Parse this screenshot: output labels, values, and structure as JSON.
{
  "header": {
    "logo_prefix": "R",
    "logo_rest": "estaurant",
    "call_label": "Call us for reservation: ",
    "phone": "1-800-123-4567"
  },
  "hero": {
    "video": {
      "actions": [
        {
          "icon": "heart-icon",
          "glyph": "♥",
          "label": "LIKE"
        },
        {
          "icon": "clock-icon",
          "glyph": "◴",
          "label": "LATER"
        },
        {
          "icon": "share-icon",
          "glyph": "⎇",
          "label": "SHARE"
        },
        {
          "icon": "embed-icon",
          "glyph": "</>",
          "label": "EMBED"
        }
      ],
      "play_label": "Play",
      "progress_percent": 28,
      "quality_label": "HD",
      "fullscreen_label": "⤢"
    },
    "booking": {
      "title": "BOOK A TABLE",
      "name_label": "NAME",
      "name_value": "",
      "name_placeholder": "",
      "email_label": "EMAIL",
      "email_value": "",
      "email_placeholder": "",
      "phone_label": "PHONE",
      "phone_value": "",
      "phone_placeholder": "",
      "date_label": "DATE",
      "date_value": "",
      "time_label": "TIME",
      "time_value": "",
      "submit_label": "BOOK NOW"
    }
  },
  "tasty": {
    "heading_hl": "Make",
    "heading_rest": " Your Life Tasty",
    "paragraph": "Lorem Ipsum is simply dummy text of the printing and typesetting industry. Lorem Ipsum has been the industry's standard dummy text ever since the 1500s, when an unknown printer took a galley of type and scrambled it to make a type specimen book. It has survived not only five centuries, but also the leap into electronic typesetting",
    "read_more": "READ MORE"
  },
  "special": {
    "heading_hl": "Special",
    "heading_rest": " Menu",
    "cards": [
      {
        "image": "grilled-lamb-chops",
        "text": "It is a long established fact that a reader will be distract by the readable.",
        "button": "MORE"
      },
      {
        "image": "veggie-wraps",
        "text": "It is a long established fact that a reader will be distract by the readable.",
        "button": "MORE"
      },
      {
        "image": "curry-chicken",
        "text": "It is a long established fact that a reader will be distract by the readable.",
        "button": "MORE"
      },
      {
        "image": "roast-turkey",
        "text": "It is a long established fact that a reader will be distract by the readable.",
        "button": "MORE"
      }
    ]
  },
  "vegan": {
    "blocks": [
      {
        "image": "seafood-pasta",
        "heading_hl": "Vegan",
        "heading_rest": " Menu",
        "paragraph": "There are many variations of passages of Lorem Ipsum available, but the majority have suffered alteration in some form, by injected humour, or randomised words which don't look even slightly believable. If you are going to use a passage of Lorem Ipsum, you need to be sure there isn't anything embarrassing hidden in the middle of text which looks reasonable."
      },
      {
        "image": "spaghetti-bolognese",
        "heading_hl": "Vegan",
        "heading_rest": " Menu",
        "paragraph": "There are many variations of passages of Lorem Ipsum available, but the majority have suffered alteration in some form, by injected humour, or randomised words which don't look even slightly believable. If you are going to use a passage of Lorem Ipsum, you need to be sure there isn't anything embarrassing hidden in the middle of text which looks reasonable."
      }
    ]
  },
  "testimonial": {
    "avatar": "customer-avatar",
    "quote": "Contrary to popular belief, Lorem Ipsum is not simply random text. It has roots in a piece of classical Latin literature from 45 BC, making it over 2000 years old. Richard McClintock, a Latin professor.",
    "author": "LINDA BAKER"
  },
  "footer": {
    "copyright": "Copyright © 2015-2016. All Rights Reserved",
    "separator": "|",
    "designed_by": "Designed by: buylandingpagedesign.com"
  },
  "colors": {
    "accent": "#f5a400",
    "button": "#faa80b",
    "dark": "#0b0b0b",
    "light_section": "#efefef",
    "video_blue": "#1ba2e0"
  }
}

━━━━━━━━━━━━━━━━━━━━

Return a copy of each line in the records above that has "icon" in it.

**TASK ANSWER**
          "icon": "heart-icon",
          "icon": "clock-icon",
          "icon": "share-icon",
          "icon": "embed-icon",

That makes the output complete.